The Australian airline also stressed that it was not the "type two" cracking found across the global A380 fleet last month which was "now the subject of a European airworthiness directive."
"To date, type two cracking has not been found on Qantas aircraft," a Qantas spokeswoman said.
The small cracking, on "some wing rib feet", was discovered during an extra round of precautionary checks requested by Airbus on the Qantas superjumbo after it hit severe turbulence over India in January.
Seven passengers were injured and four required hospital treatment in Singapore following the incident.
"This cracking is not related to the turbulence, or specific to Qantas, but is traced back to a manufacturing issue," the Qantas spokeswoman said.
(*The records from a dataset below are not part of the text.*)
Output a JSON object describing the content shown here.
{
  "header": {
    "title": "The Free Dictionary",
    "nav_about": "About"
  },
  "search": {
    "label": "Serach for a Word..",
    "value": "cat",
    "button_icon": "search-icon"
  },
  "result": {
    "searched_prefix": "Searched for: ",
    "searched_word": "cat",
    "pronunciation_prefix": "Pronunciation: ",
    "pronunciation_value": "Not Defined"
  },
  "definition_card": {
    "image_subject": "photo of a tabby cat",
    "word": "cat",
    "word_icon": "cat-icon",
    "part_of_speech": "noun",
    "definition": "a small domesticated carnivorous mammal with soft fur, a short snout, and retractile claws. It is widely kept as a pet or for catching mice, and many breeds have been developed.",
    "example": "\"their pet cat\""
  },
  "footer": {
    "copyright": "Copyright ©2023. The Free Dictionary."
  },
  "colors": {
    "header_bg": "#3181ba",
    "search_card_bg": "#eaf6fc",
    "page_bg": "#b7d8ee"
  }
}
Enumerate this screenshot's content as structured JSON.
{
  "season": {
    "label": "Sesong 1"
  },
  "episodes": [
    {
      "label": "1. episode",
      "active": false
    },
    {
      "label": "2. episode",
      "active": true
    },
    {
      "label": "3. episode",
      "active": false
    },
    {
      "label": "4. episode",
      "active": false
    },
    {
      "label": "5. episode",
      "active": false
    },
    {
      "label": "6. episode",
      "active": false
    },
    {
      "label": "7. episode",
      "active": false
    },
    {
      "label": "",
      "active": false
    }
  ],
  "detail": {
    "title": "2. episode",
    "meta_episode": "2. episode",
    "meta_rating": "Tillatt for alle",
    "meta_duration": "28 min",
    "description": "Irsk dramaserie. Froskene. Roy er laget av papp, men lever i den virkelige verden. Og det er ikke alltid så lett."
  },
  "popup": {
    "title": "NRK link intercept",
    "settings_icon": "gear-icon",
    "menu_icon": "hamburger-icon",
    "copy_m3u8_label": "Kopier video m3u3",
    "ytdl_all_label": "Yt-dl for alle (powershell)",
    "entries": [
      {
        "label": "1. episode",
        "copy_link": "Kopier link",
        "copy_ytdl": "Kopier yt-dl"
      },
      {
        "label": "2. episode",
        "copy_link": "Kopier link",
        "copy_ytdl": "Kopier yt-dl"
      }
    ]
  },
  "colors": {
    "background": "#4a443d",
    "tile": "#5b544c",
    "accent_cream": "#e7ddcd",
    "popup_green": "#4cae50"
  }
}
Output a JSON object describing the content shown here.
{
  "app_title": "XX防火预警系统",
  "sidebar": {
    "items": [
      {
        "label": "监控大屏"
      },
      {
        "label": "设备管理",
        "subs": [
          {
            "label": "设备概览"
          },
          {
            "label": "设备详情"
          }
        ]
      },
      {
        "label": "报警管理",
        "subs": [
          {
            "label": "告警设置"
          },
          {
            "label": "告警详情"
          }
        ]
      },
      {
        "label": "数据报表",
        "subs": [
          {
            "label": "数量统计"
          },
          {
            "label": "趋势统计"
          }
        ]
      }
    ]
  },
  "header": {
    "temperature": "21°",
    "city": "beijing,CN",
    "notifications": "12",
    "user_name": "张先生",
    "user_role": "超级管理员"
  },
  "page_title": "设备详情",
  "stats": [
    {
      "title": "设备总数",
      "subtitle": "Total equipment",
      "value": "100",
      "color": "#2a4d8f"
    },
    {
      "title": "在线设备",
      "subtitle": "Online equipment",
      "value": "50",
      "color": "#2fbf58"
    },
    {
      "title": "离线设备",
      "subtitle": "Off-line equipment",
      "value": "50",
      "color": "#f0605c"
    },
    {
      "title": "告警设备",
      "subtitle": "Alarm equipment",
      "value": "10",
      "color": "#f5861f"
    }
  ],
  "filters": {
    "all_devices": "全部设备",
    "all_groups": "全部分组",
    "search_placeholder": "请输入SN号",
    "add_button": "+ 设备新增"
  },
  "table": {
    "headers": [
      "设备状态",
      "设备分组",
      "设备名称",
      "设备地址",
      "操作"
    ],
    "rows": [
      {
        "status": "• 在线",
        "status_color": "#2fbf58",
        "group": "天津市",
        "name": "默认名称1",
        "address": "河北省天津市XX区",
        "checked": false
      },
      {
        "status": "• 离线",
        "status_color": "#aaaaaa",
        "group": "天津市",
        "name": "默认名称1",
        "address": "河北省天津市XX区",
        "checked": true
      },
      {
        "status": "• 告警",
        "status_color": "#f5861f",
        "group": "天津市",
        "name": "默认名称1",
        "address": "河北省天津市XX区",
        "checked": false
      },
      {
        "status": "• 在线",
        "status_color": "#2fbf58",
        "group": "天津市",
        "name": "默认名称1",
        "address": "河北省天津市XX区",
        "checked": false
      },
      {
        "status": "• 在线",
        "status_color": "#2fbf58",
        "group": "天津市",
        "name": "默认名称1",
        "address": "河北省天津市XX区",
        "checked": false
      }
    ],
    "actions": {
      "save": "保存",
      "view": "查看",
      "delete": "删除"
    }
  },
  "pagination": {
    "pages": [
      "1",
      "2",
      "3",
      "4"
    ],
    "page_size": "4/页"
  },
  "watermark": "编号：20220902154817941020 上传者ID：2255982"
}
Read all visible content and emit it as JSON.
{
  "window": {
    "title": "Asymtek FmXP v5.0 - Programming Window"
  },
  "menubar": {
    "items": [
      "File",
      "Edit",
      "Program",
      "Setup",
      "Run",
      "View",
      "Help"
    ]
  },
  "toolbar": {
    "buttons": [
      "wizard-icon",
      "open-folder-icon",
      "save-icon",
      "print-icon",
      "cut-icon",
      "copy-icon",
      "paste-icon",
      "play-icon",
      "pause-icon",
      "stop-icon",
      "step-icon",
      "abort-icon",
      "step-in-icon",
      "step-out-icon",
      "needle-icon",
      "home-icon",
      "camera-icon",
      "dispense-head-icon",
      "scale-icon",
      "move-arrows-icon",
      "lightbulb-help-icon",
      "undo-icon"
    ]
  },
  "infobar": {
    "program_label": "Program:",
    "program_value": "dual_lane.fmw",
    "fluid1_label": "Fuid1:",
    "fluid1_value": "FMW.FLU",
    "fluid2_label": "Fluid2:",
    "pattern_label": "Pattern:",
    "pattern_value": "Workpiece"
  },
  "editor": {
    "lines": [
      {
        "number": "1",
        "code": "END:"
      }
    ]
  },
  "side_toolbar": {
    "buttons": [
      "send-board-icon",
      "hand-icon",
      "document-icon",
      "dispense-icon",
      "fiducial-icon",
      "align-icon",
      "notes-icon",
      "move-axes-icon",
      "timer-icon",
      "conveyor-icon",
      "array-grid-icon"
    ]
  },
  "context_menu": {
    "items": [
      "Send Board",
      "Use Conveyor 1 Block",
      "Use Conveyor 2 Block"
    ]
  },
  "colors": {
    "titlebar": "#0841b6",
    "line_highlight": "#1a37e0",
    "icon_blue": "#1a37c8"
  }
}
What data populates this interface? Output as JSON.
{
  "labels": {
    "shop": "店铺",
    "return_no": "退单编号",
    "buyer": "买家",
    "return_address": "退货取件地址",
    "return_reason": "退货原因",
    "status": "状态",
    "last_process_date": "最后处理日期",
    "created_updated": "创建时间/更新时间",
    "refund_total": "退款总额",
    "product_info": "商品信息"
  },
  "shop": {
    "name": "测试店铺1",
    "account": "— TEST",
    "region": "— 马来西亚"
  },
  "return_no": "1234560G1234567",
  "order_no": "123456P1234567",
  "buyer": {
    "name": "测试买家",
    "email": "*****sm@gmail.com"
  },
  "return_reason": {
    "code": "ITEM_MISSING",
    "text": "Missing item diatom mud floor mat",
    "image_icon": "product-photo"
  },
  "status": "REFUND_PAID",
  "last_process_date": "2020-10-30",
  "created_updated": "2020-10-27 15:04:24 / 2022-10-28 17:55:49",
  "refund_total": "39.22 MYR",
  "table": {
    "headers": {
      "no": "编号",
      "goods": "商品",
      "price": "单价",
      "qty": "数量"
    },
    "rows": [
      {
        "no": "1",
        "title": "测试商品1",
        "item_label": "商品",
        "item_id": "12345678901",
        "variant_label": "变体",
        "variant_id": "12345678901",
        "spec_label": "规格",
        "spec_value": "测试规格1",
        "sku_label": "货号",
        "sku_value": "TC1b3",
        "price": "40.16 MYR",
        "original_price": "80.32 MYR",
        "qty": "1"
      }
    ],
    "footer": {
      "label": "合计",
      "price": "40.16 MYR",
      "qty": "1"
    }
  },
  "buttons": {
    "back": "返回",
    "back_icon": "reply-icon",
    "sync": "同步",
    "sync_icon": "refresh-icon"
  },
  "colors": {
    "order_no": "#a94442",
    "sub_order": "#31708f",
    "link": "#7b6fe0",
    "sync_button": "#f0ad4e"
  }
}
"Airbus has confirmed that it has no effect on flight safety."
Qantas, which has 12 A380s in its fleet, said an "inspection and repair regime has been developed" in conjunction with Airbus and it expected the jet in question to return to service within a week.
"We will follow Airbus instructions on any further action that may be required," the spokeswoman said.
It is the second Qantas A380 to be found with wing rib cracks, with a superjumbo involved in a dramatic mid-air engine explosion over Indonesia in November 2010 also suffering cracking.
The European Aviation Safety Agency last month ordered the inspection of 20 A380s after cracks were found in the wings of Singapore Airlines, Emirates and Air France planes.
Toulouse-based Airbus, the main subsidiary of aerospace giant EADS, has said the tiny cracks can be easily fixed and pose no safety risks.
The A380 is the world's biggest passenger jet and a key product in Airbus's line-up as it battles its main rival, US giant Boeing, for the top spot in the world civil airliner industry.
The double-decker plane entered service in 2007 after years of technical delays. There are now 67 in service around the world and, while they have never had a fatal accident, there have been teething problems.